What happened on the night?
Both sides could have done with a win, and so they started brightly with plenty of attacking intent. But this created few decent chances and they began cancelling each other out. The England side looked like almost every England side of the last fifteen years – lacking any real skill, most dangerous at set pieces. Ukraine were the more dangerous overall, but didn’t capitalise.
Which players stood out?
Yevhen Konoplianka showed some great skill on the left, Ukraine’s stand-out player. I thought Andriy Yarmolenko might disappoint on the other wing – and he did. He’s very highly-rated, but seems to lack application. Edmar passed the ball well at times, and sub Roman Bezus made an impact in attack when he came on. Even before the game, some Ukrainian fans were saying he should have started.
For England, the central defence looked solid – able to deal well with the mobile Zozulya. Otherwise there wasn’t much to note – though at times Walcott caught the eye with this pace.
Which manager will be happiest?
A point away to Ukraine has been a decent result since at least the turn of the century – and perhaps a little longer – so Roy Hodgson was right to be pleased, though he should be worried that England have only beaten Moldova and San Marino so far in the group. That will have to change if they are to qualify.
Mykhailo Fomenko seemed to have settled for a point when he brought on two very late subs to run the clock down, but had perhaps accepted from about the 65th minute that 0-0 was the most likely outcome. A point still keeps Ukraine in touch with England – and it will be seen as a massive point should Ukraine qualify ahead of England.
What happens next?
England play Montenegro and Poland, and Ukraine play Poland and San Marino. All four of England, Ukraine, Poland and Montenegro could still qualify, though Poland have the toughest run-in. I expect England and Ukraine to take the top two spots as their games are certainly winnable – though if anyone’s going to draw one of the two games it will be England.
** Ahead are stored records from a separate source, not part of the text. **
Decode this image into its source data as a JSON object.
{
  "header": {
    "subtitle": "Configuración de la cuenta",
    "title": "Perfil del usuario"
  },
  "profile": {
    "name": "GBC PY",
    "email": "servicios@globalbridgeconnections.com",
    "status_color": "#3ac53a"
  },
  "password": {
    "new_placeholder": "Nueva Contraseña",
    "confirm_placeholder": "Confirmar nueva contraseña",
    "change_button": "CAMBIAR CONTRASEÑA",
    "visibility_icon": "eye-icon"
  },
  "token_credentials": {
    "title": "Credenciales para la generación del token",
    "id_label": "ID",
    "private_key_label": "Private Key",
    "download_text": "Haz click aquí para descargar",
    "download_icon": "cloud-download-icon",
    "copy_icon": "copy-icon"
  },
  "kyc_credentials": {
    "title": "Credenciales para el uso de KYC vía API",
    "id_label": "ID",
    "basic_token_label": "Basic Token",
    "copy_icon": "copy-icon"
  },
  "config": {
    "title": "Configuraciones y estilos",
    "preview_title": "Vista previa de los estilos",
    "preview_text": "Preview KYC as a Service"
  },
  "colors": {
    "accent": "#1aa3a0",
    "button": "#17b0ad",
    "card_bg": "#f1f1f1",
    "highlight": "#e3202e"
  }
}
Saul Pope is a contributor to When Saturday Comes magazine and blogger on Russian and Ukrainian football. His Twitter is @saulpope.